:: About this exercise ::
Copy every record word for word. Pictures are not part of the copy.

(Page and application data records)
>>

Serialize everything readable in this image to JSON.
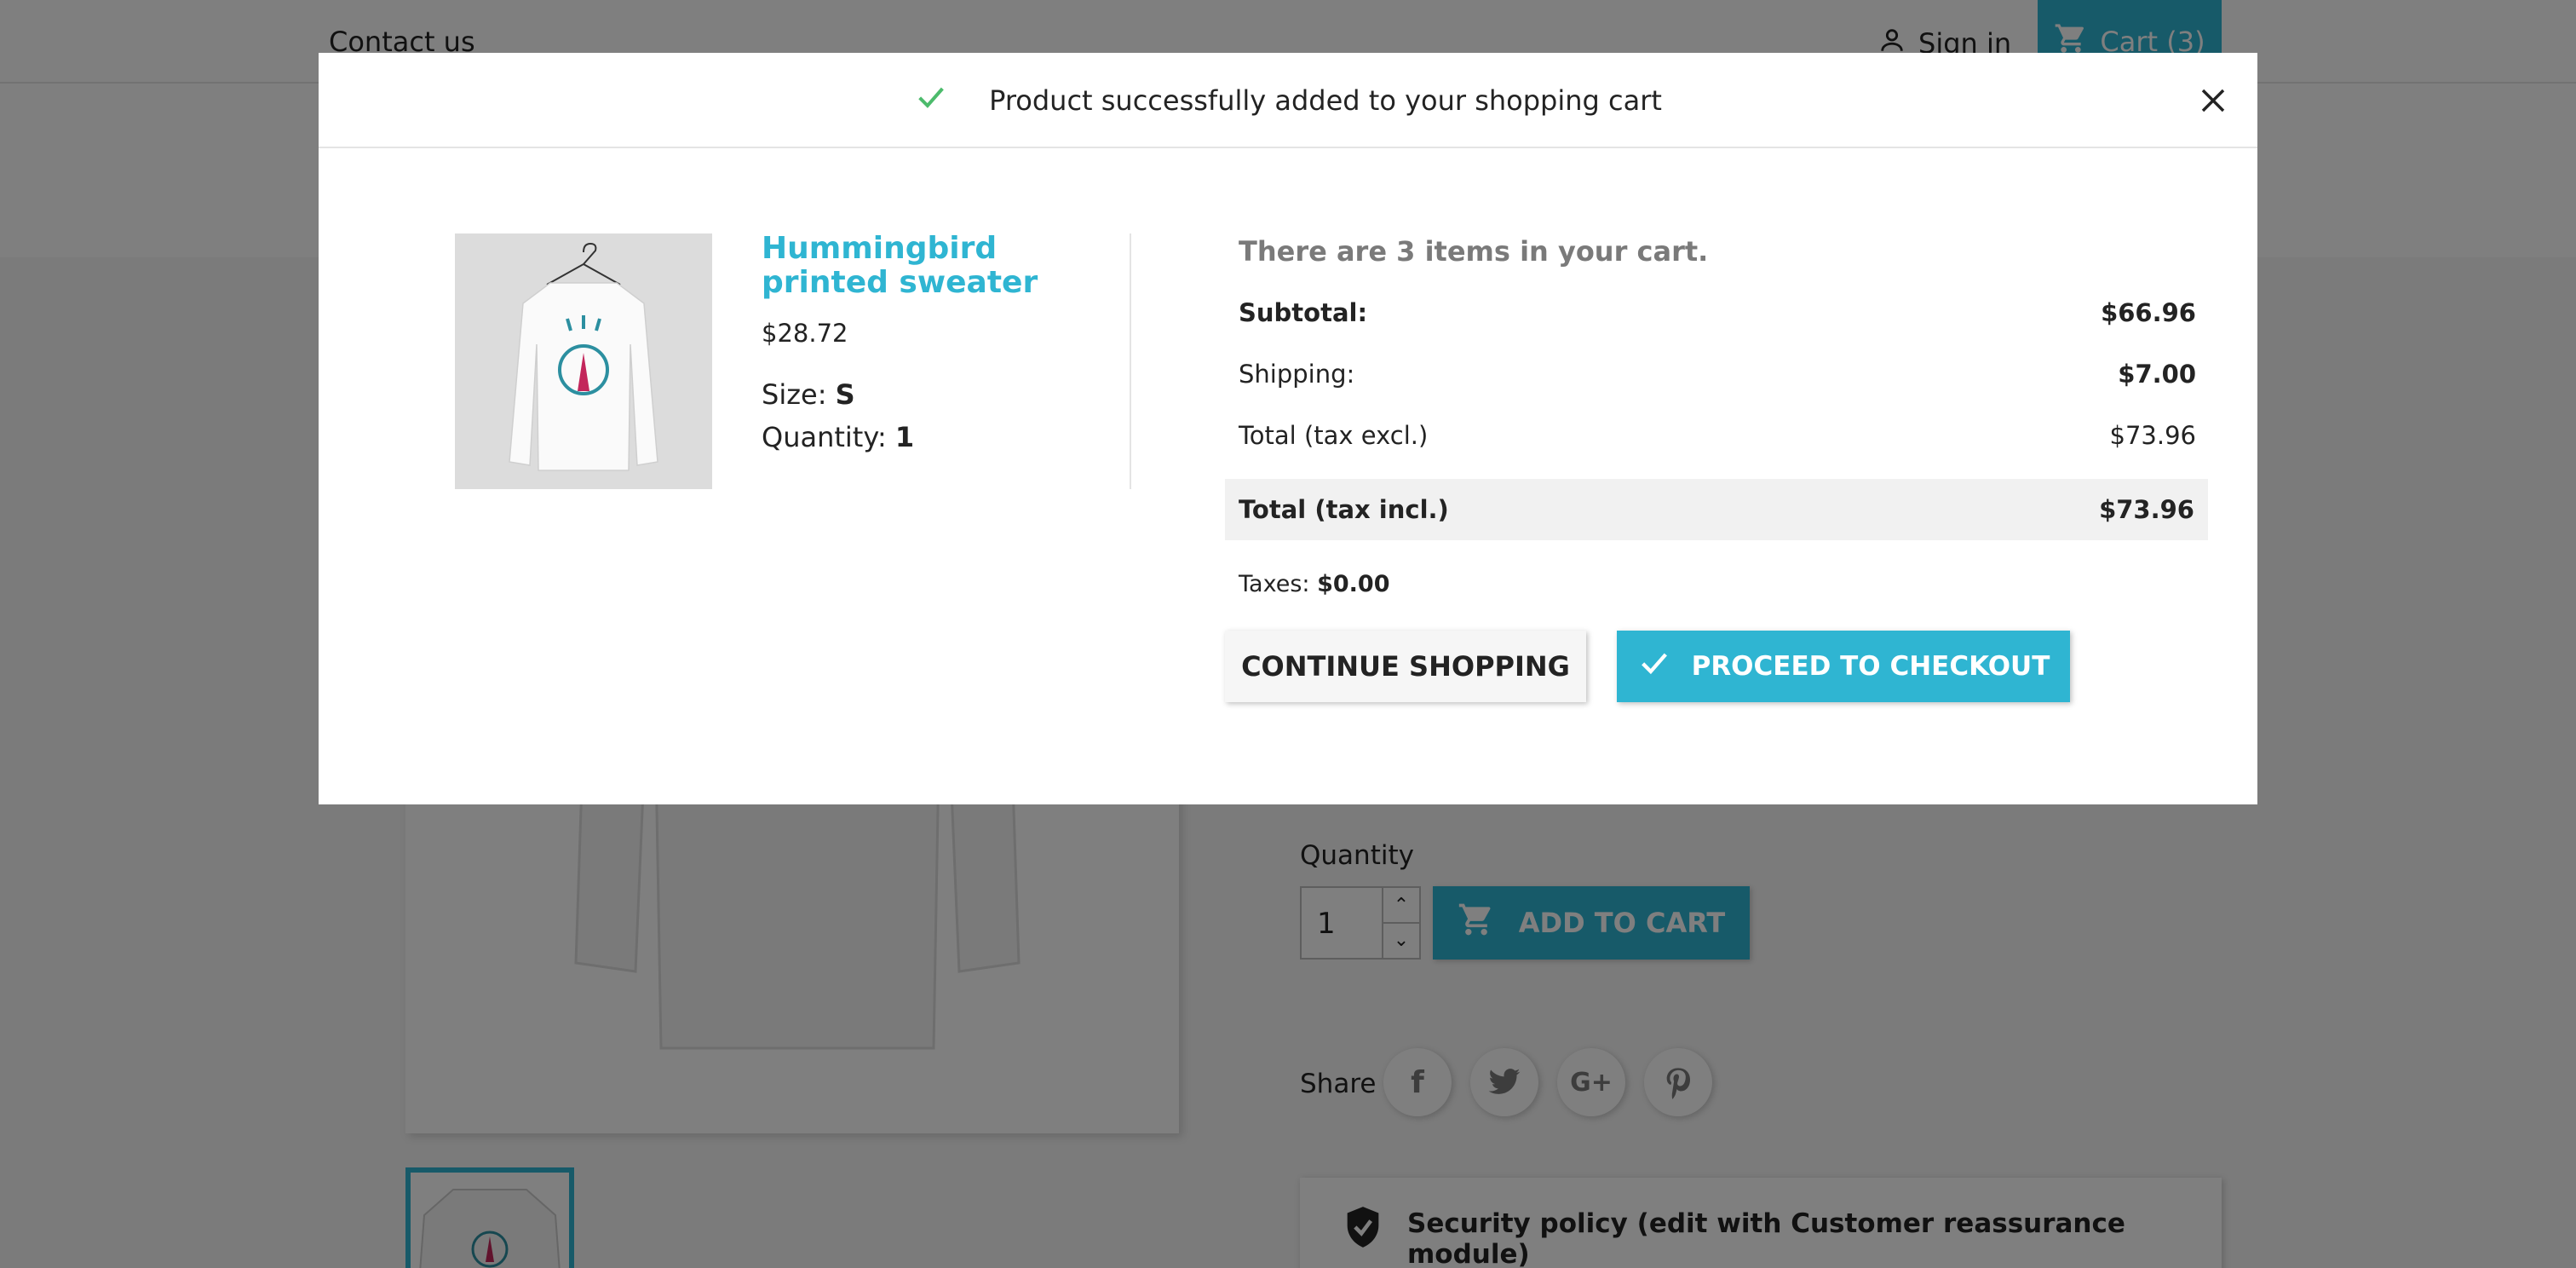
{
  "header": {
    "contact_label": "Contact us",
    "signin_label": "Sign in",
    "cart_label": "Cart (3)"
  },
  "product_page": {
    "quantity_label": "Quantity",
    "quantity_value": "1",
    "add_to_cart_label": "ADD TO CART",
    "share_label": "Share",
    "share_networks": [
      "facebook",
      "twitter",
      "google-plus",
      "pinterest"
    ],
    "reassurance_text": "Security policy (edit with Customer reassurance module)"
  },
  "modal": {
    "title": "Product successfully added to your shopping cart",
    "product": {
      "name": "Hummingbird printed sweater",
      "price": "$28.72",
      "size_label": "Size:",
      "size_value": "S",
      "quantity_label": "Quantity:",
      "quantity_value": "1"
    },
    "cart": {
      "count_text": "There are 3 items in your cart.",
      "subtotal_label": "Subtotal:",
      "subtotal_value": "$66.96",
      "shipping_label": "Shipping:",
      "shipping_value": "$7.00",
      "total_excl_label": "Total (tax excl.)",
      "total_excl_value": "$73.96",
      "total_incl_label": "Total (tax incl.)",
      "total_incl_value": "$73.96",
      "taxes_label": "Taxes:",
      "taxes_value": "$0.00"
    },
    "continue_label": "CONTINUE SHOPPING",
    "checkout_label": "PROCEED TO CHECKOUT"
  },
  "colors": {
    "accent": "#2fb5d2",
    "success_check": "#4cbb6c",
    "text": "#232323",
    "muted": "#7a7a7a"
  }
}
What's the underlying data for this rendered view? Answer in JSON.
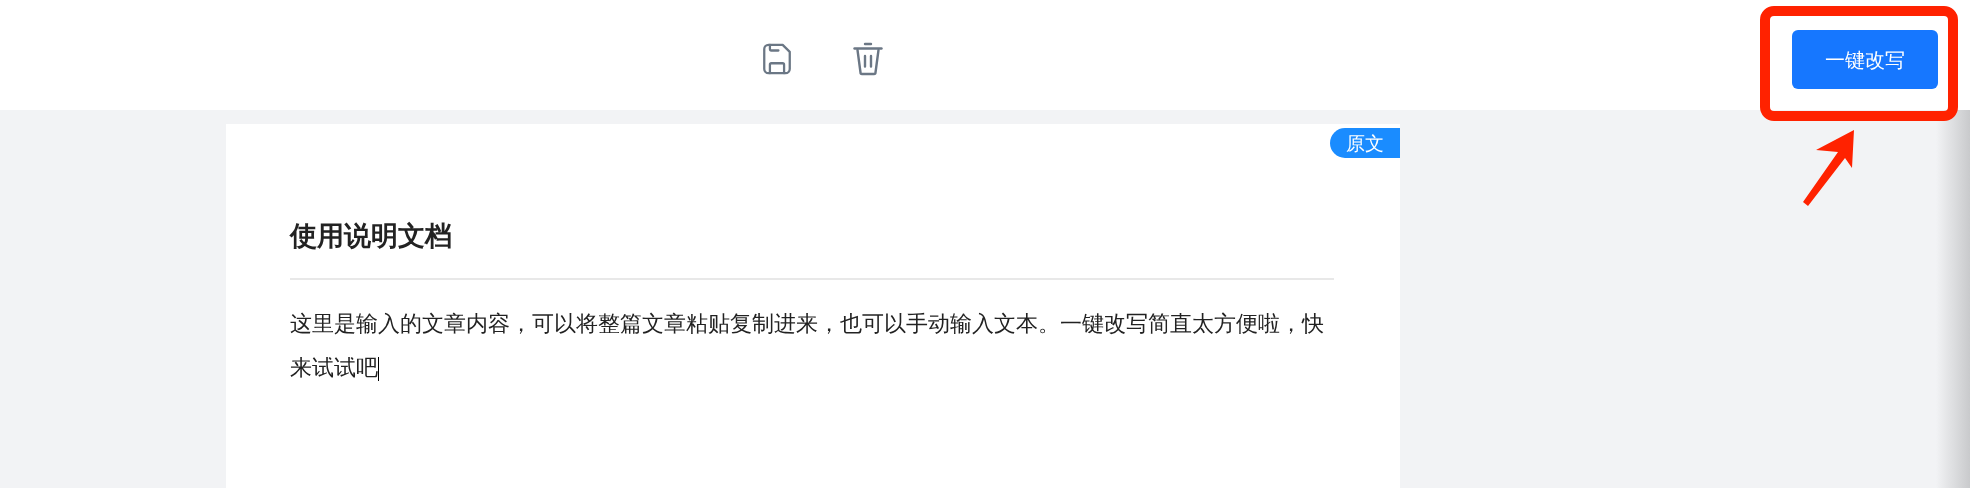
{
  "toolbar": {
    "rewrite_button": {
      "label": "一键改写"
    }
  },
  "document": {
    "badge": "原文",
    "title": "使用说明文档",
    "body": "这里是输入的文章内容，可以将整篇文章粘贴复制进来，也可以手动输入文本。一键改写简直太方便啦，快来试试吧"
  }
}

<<

:: The answer ::
Serialize everything readable in this image to JSON.
{
  "header": {
    "contact_label": "Contact us",
    "signin_label": "Sign in",
    "cart_label": "Cart (3)"
  },
  "product_page": {
    "quantity_label": "Quantity",
    "quantity_value": "1",
    "add_to_cart_label": "ADD TO CART",
    "share_label": "Share",
    "share_networks": [
      "facebook",
      "twitter",
      "google-plus",
      "pinterest"
    ],
    "reassurance_text": "Security policy (edit with Customer reassurance module)"
  },
  "modal": {
    "title": "Product successfully added to your shopping cart",
    "product": {
      "name": "Hummingbird printed sweater",
      "price": "$28.72",
      "size_label": "Size:",
      "size_value": "S",
      "quantity_label": "Quantity:",
      "quantity_value": "1"
    },
    "cart": {
      "count_text": "There are 3 items in your cart.",
      "subtotal_label": "Subtotal:",
      "subtotal_value": "$66.96",
      "shipping_label": "Shipping:",
      "shipping_value": "$7.00",
      "total_excl_label": "Total (tax excl.)",
      "total_excl_value": "$73.96",
      "total_incl_label": "Total (tax incl.)",
      "total_incl_value": "$73.96",
      "taxes_label": "Taxes:",
      "taxes_value": "$0.00"
    },
    "continue_label": "CONTINUE SHOPPING",
    "checkout_label": "PROCEED TO CHECKOUT"
  },
  "colors": {
    "accent": "#2fb5d2",
    "success_check": "#4cbb6c",
    "text": "#232323",
    "muted": "#7a7a7a"
  }
}
What's the underlying data for this rendered view? Answer in JSON.
{
  "toolbar": {
    "rewrite_button": {
      "label": "一键改写"
    }
  },
  "document": {
    "badge": "原文",
    "title": "使用说明文档",
    "body": "这里是输入的文章内容，可以将整篇文章粘贴复制进来，也可以手动输入文本。一键改写简直太方便啦，快来试试吧"
  }
}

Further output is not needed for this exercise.